For the Sri Lanka deal, details of the investment ratios of China Harbour Engineering and China Merchants in the joint venture have yet to be determined and the final terms of the agreement are still being discussed, the company said.
Source: Dow Jones
The Port of Anchorage is turning its focus from expansion to modernization and efforts to improve existing infrastructure.
Lower sections of the hollow steel posts beneath the wharf are covered in corrosion caused by bacteria, silt and salty water.
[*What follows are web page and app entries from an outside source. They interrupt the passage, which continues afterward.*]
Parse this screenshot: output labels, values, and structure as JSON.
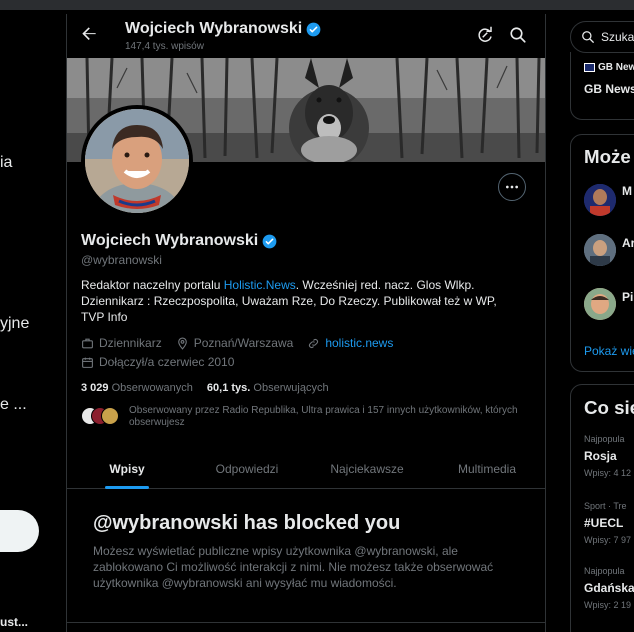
{
  "left_nav": {
    "frag1": "ia",
    "frag2": "yjne",
    "frag3": "e ...",
    "account_frag": "ust..."
  },
  "profile_header": {
    "name": "Wojciech Wybranowski",
    "post_count": "147,4 tys. wpisów"
  },
  "profile": {
    "name": "Wojciech Wybranowski",
    "handle": "@wybranowski",
    "bio": {
      "line1_pre": "Redaktor naczelny portalu ",
      "line1_link": "Holistic.News",
      "line1_post": ". Wcześniej red. nacz. Glos Wlkp.",
      "line2": "Dziennikarz : Rzeczpospolita, Uważam Rze, Do Rzeczy. Publikował też w WP, TVP Info"
    },
    "category": "Dziennikarz",
    "location": "Poznań/Warszawa",
    "website": "holistic.news",
    "joined": "Dołączył/a czerwiec 2010",
    "following_count": "3 029",
    "following_label": "Obserwowanych",
    "followers_count": "60,1 tys.",
    "followers_label": "Obserwujących",
    "followed_by_text": "Obserwowany przez Radio Republika, Ultra prawica i 157 innych użytkowników, których obserwujesz"
  },
  "tabs": [
    {
      "label": "Wpisy",
      "active": true
    },
    {
      "label": "Odpowiedzi",
      "active": false
    },
    {
      "label": "Najciekawsze",
      "active": false
    },
    {
      "label": "Multimedia",
      "active": false
    }
  ],
  "blocked": {
    "title": "@wybranowski has blocked you",
    "body": "Możesz wyświetlać publiczne wpisy użytkownika @wybranowski, ale zablokowano Ci możliwość interakcji z nimi. Nie możesz także obserwować użytkownika @wybranowski ani wysyłać mu wiadomości."
  },
  "right": {
    "search_placeholder": "Szukaj",
    "news_source": "GB New",
    "news_title": "GB News",
    "who_to_follow_title": "Może C",
    "suggest1": "M",
    "suggest2": "Ar",
    "suggest3": "Pi",
    "show_more": "Pokaż wie",
    "trends_title": "Co się",
    "trend1_cat": "Najpopula",
    "trend1_name": "Rosja",
    "trend1_count": "Wpisy: 4 12",
    "trend2_cat": "Sport · Tre",
    "trend2_name": "#UECL",
    "trend2_count": "Wpisy: 7 97",
    "trend3_cat": "Najpopula",
    "trend3_name": "Gdańska",
    "trend3_count": "Wpisy: 2 19"
  },
  "colors": {
    "accent": "#1d9bf0",
    "verified": "#1d9bf0",
    "muted_text": "#71767b",
    "border": "#2f3336",
    "background": "#000000"
  },
  "icons": [
    "back-arrow-icon",
    "verified-badge-icon",
    "refresh-icon",
    "search-icon",
    "more-icon",
    "briefcase-icon",
    "location-icon",
    "link-icon",
    "calendar-icon"
  ]
}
Steel sleeves used to cover cracks and holes have begun corroding as well.
Port Engineer Todd Cowles called this a temporary fix.
“You can spend 15 years fixing 100 piles a year only to have the ones you started with starting to fail. These are not 75-year solutions. These are 10- to 15-year solutions,” he said.
So the municipality of Anchorage and the engineering company CH2M Hill are designing possible long-term solutions, with the basic idea to use steel piles filled with reinforced concrete, KSKA reported (bit.ly/1wo4SOr) . If the steel corrodes in 20 years, the concrete remains.
Port managers also want to replace aging equipment and make the port better able to withstand earthquakes. And they want to redo two older terminals. They do not plan to add new berths.
Construction and demolition will change where companies off-load goods, Cowles said.
The project is a shift from the failed expansion that began in 2006 and resulted in more than $300 million in costs, unused materials and lawsuits.
“I think what we did better this time is really involve our primary stakeholders in kind of kicking the tires on the concept,” he said of the new approach.
Video: Canada’s Prince Rupert Port Sees Shipping Increase
Engineers, pilots and port users met late last month. Designs will be developed thoroughly enough to estimate their cost, placement and possible risks and presented to the municipality in November.
Each year, 4 million tons of goods pass through the port, a major gateway to Alaska, along with much of the cement and jet fuel used in the state.
Source: Associated Press